But tournament time is all about balancing the importance of not overlooking Round 1 with preparing to face an unknown opponent in Round 2.

Cook said his coaching staff has kicked into overdrive this week, scouting three opponents to ensure they’re prepared for every eventuality.

“You’re doing three (scouts) at once, and the tough thing of course is that one of those binders goes in the trash,” Cook said. “We’ve got an incredible little pod here. Colorado State has been in the tournament 22 years in a row, and Kentucky is an elite team. No matter who advances out of that game, we’re going to get stretched for sure.”

For now, the Huskies have their sights set on knocking off Texas A&M Corpus Christi, a program UW has faced only once, when they beat the Islanders 3-0 in Denton, Texas in 2002.

UW is the favorite on paper in the first round, but all week, Cook has preached that the Huskies can’t afford to let complacency sink in. Tournament play is a new phase of the season and anything can happen.

“There’s three freshmen who start for us and had a little trial by fire. This will be new for them,” Cook said, referring to libero Shayne McPherson, middle blocker Kara Bajema and middle blocker Avie Niece. “This will be new for them. I told them, ‘You’re never ready for how you’re gonna feel that day, in that environment. Nothing will prepare you for that environment.”

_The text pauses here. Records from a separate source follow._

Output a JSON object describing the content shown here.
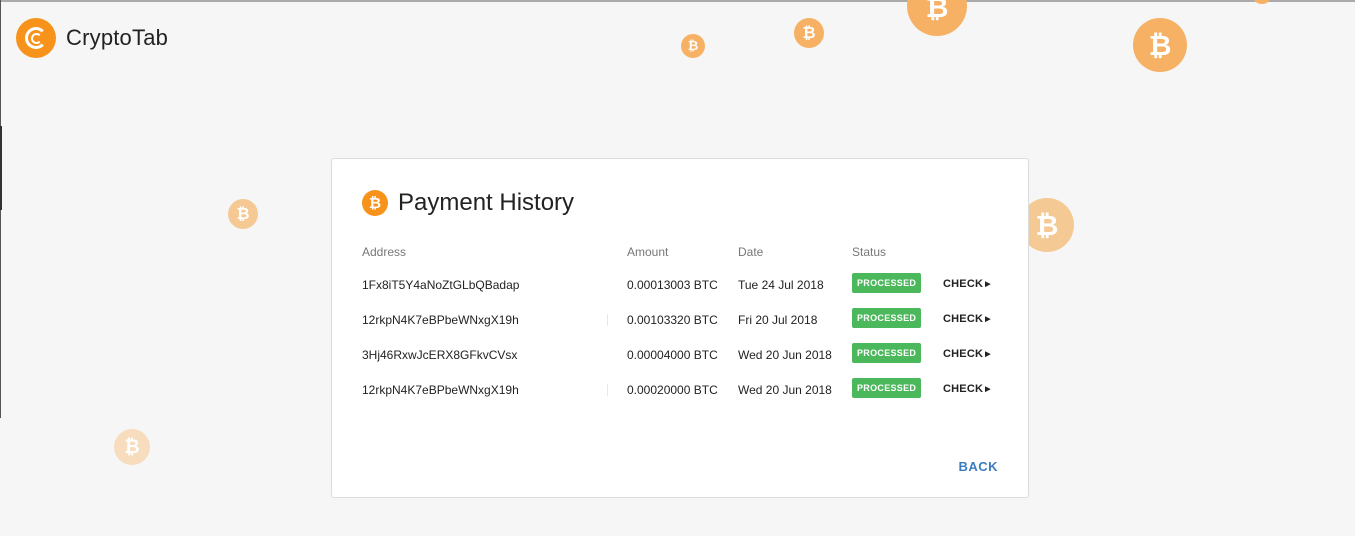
{
  "app": {
    "name": "CryptoTab",
    "colors": {
      "brand": "#f7931a",
      "processed": "#4cb85c",
      "link": "#3c7cc0",
      "background": "#f6f6f6"
    }
  },
  "decor": {
    "coin_icon": "bitcoin-icon",
    "coin_symbol": "₿"
  },
  "card": {
    "title": "Payment History",
    "title_icon": "bitcoin-icon",
    "columns": {
      "address": "Address",
      "amount": "Amount",
      "date": "Date",
      "status": "Status"
    },
    "rows": [
      {
        "address": "1Fx8iT5Y4aNoZtGLbQBadap",
        "amount": "0.00013003 BTC",
        "date": "Tue 24 Jul 2018",
        "status": "PROCESSED",
        "action": "CHECK"
      },
      {
        "address": "12rkpN4K7eBPbeWNxgX19h",
        "amount": "0.00103320 BTC",
        "date": "Fri 20 Jul 2018",
        "status": "PROCESSED",
        "action": "CHECK"
      },
      {
        "address": "3Hj46RxwJcERX8GFkvCVsx",
        "amount": "0.00004000 BTC",
        "date": "Wed 20 Jun 2018",
        "status": "PROCESSED",
        "action": "CHECK"
      },
      {
        "address": "12rkpN4K7eBPbeWNxgX19h",
        "amount": "0.00020000 BTC",
        "date": "Wed 20 Jun 2018",
        "status": "PROCESSED",
        "action": "CHECK"
      }
    ],
    "back_label": "BACK"
  }
}
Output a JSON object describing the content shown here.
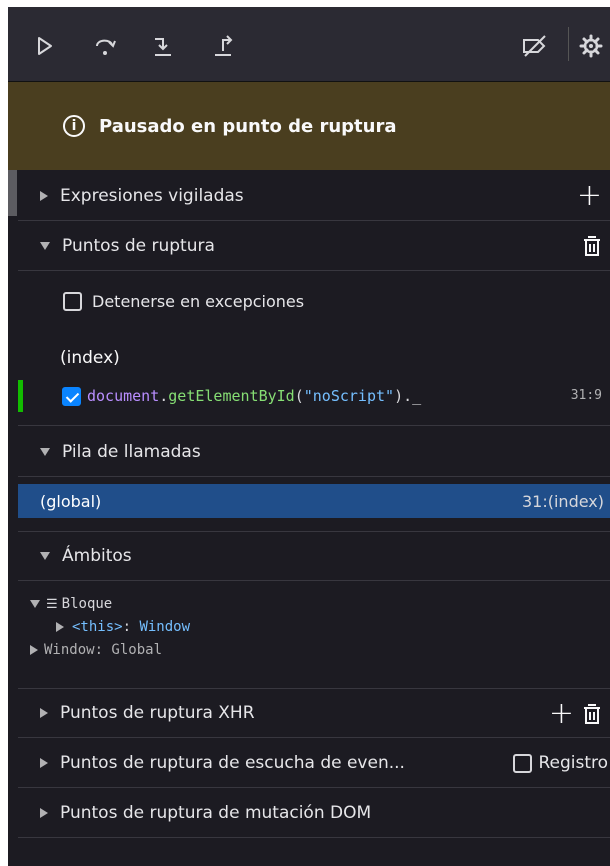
{
  "toolbar": {
    "icons": [
      "resume-icon",
      "step-over-icon",
      "step-in-icon",
      "step-out-icon",
      "deactivate-breakpoints-icon",
      "settings-icon"
    ]
  },
  "banner": {
    "text": "Pausado en punto de ruptura",
    "color": "#4a3e1f"
  },
  "sections": {
    "watch": {
      "title": "Expresiones vigiladas"
    },
    "breakpoints": {
      "title": "Puntos de ruptura",
      "pause_on_exceptions": "Detenerse en excepciones",
      "source": "(index)",
      "items": [
        {
          "obj": "document",
          "method": "getElementById",
          "arg": "\"noScript\"",
          "tail": ")._",
          "location": "31:9"
        }
      ]
    },
    "callstack": {
      "title": "Pila de llamadas",
      "frames": [
        {
          "name": "(global)",
          "location": "31:(index)"
        }
      ]
    },
    "scopes": {
      "title": "Ámbitos",
      "block_label": "Bloque",
      "this_name": "<this>",
      "this_value": "Window",
      "window_label": "Window: Global"
    },
    "xhr": {
      "title": "Puntos de ruptura XHR"
    },
    "events": {
      "title": "Puntos de ruptura de escucha de even...",
      "log_label": "Registro"
    },
    "dom": {
      "title": "Puntos de ruptura de mutación DOM"
    }
  },
  "colors": {
    "accent": "#0a84ff",
    "selected_frame": "#204e8a",
    "breakpoint_marker": "#12bc00",
    "code_method": "#86de74",
    "code_string": "#75bfff",
    "code_keyword": "#b98eff"
  }
}
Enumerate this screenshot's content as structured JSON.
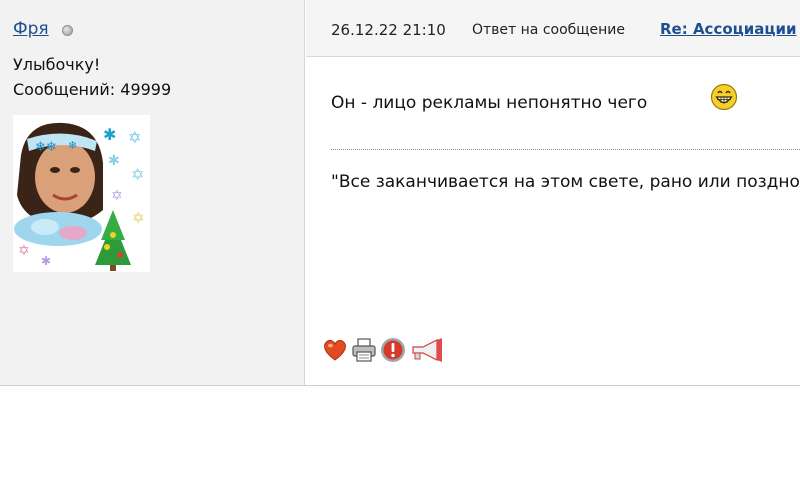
{
  "author": {
    "name": "Фря",
    "title": "Улыбочку!",
    "posts_line": "Сообщений: 49999",
    "status_icon": "offline-status-dot"
  },
  "post": {
    "datetime": "26.12.22 21:10",
    "reply_label": "Ответ на сообщение",
    "reply_link": "Re: Ассоциации",
    "message": "Он - лицо рекламы непонятно чего",
    "smiley": "grin-smiley-icon",
    "signature": "\"Все заканчивается на этом свете, рано или поздно\""
  },
  "actions": [
    {
      "icon": "heart-icon",
      "color": "#e34a1f"
    },
    {
      "icon": "print-icon",
      "color": "#6b6b6b"
    },
    {
      "icon": "warning-icon",
      "color": "#d33a2a"
    },
    {
      "icon": "megaphone-icon",
      "color": "#d44"
    }
  ]
}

Cook’s overarching message to the team was this: “There’s no more second chances at this point. Make sure you do everything with urgency.”